Data generated by various actors would provide actionable insights on farming habits, crop yield and credit scoring. Hello Tractor will run a pilot of the wallet in the first half of this year.
A startup that provides a trust engine for recommendation platforms that businesses could leverage to ease Know Your Customer requirements and improve transparency in recommendation systems in today’s sharing economy. Utu’s infrastructure is based on a hybrid of blockchain and artificial intelligence.
Probably the earliest implementation of blockchain in Africa without crypto. In 2017, Twiga ran a pilot of a platform to lend working capital to mama mboga kiosks, it supplies produce to, at interest rates of 1% to 2% over three to eight days. The lending platform applies a private blockchain to manage the process from loan application, terms of repayment to issuance of the loan.

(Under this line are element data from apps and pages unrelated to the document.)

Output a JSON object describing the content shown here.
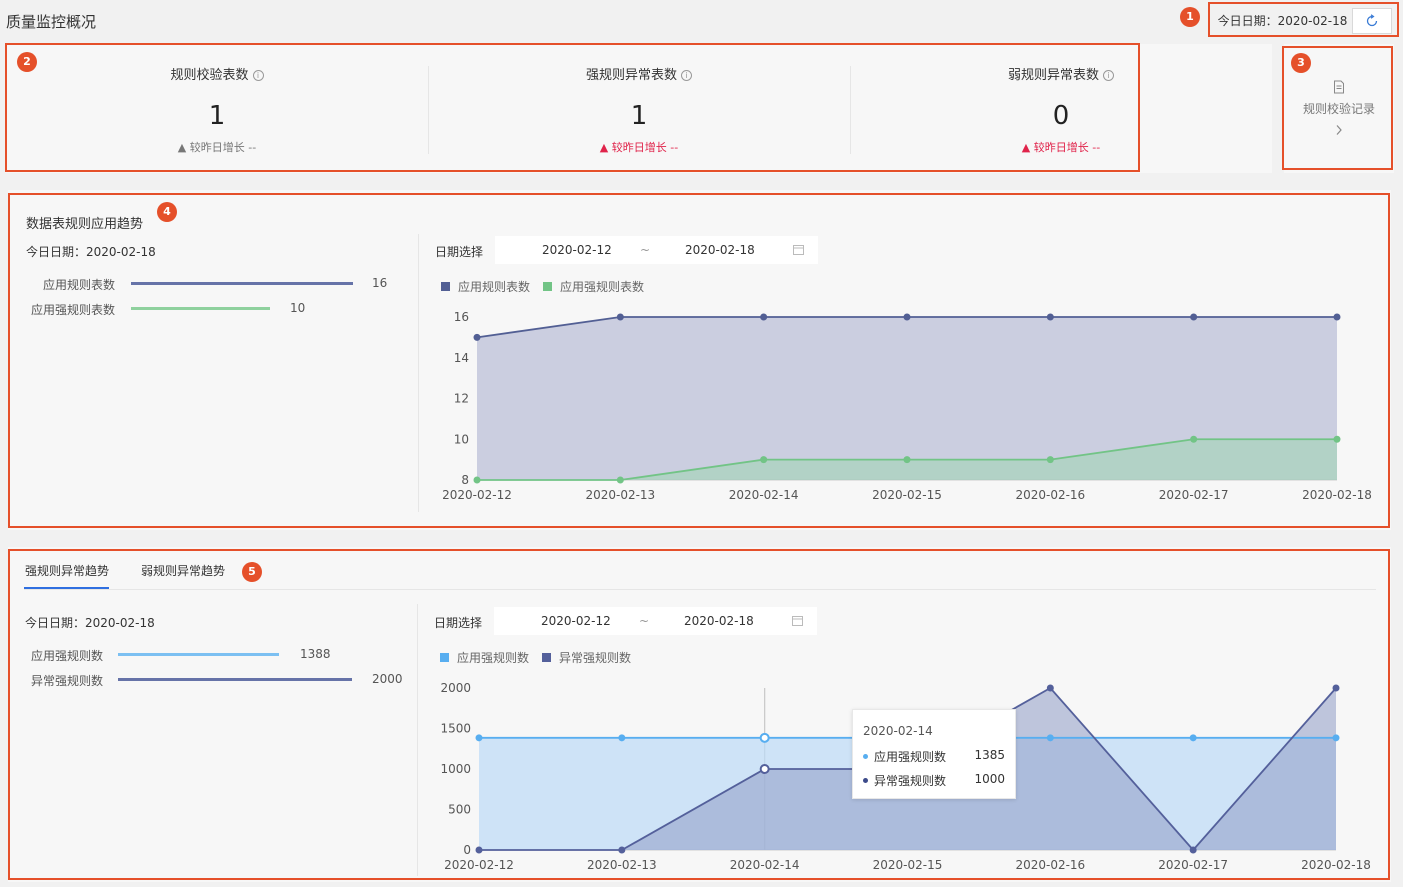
{
  "header": {
    "title": "质量监控概况",
    "today_label": "今日日期：",
    "today_value": "2020-02-18",
    "refresh_icon": "refresh-icon"
  },
  "badges": [
    "1",
    "2",
    "3",
    "4",
    "5"
  ],
  "stats": [
    {
      "title": "规则校验表数",
      "value": "1",
      "growth": "较昨日增长 --",
      "growth_color": "#777777"
    },
    {
      "title": "强规则异常表数",
      "value": "1",
      "growth": "较昨日增长 --",
      "growth_color": "#e0234a"
    },
    {
      "title": "弱规则异常表数",
      "value": "0",
      "growth": "较昨日增长 --",
      "growth_color": "#e0234a"
    }
  ],
  "records": {
    "label": "规则校验记录",
    "icon": "document-icon",
    "arrow_icon": "chevron-right-icon"
  },
  "trend1": {
    "title": "数据表规则应用趋势",
    "today": "今日日期：2020-02-18",
    "bars": [
      {
        "label": "应用规则表数",
        "value": "16",
        "fraction": 1.0,
        "color": "#6673a8"
      },
      {
        "label": "应用强规则表数",
        "value": "10",
        "fraction": 0.625,
        "color": "#8fd19e"
      }
    ],
    "date_label": "日期选择",
    "date_start": "2020-02-12",
    "date_sep": "~",
    "date_end": "2020-02-18",
    "calendar_icon": "calendar-icon"
  },
  "trend2": {
    "tabs": [
      "强规则异常趋势",
      "弱规则异常趋势"
    ],
    "today": "今日日期：2020-02-18",
    "bars": [
      {
        "label": "应用强规则数",
        "value": "1388",
        "fraction": 0.69,
        "color": "#7cc0f2"
      },
      {
        "label": "异常强规则数",
        "value": "2000",
        "fraction": 1.0,
        "color": "#6673a8"
      }
    ],
    "date_label": "日期选择",
    "date_start": "2020-02-12",
    "date_sep": "~",
    "date_end": "2020-02-18",
    "calendar_icon": "calendar-icon",
    "tooltip": {
      "date": "2020-02-14",
      "rows": [
        {
          "label": "应用强规则数",
          "value": "1385",
          "color": "#58aef0"
        },
        {
          "label": "异常强规则数",
          "value": "1000",
          "color": "#3c4a8a"
        }
      ]
    }
  },
  "chart_data": [
    {
      "type": "area",
      "x": [
        "2020-02-12",
        "2020-02-13",
        "2020-02-14",
        "2020-02-15",
        "2020-02-16",
        "2020-02-17",
        "2020-02-18"
      ],
      "series": [
        {
          "name": "应用规则表数",
          "values": [
            15,
            16,
            16,
            16,
            16,
            16,
            16
          ],
          "color": "#525f94"
        },
        {
          "name": "应用强规则表数",
          "values": [
            8,
            8,
            9,
            9,
            9,
            10,
            10
          ],
          "color": "#72c486"
        }
      ],
      "ylim": [
        8,
        16
      ],
      "yticks": [
        "8",
        "10",
        "12",
        "14",
        "16"
      ],
      "grid": false,
      "legend": "top-left"
    },
    {
      "type": "area",
      "x": [
        "2020-02-12",
        "2020-02-13",
        "2020-02-14",
        "2020-02-15",
        "2020-02-16",
        "2020-02-17",
        "2020-02-18"
      ],
      "series": [
        {
          "name": "应用强规则数",
          "values": [
            1385,
            1385,
            1385,
            1385,
            1385,
            1385,
            1385
          ],
          "color": "#58aef0"
        },
        {
          "name": "异常强规则数",
          "values": [
            0,
            0,
            1000,
            1000,
            2000,
            0,
            2000
          ],
          "color": "#54609b"
        }
      ],
      "ylim": [
        0,
        2000
      ],
      "yticks": [
        "0",
        "500",
        "1000",
        "1500",
        "2000"
      ],
      "grid": false,
      "legend": "top-left"
    }
  ]
}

Transactions made on the platform provide accurate credit scoring using machine learning algorithms based on purchase and repayment records while providing faster processing of loans.
Gravity leverages blockchain technology to allow anyone to create a self-sovereign, digital ID based on certified personal data, to access essential services such as healthcare, education and banking. Gravity provides an ID wallet that allows everyone to build an ID profile that can be improved over time and is accessible from anywhere. The company ran a pilot deployment in 2018 at Kakuma, a refugee camp in Kenya.
Circulor developed a provenance system for a mining company in Rwanda to track Tantalum from pit to refinery with an aim to promote conflict free sourcing of minerals. The government-backed project makes it possible to tag and track Tantalum throughout its journey in the supply chain, promoting transparency throughout the process. From mining to even when its processed into intermediate products and mixed with other raw materials.
Most of the world’s Tantalum comes from Rwanda, making the country a vital contributor to the world’s consumer electronics market. This initiative will help to secure Rwanda’s role in the supply chain, by enabling companies comply with internationally mandated efforts to eradicate sources of funding for conflict minerals.
A method to the madness is surely required amidst all the noise. Raise, a startup based in the Bahamas and Kenya that provides a platform for managing digital securities, proposed a framework to govern development and management of digital assets in Africa through the Africa Digital Assets Framework (ADAF) launched in 2018. ADAF, a well documented framework supported by the African Union (AU) aims at harmonizing categories of digital assets by proposing standards and structures.
Use cases explored here indicate increased awareness of the potential of blockchain based applications to impact society. The highlighted examples I’ve covered take a unique approach to adoption of the technology, focusing on common pain points whose solutions could be optimized for greater success. If you know other interesting implementations, feel free to comment them here.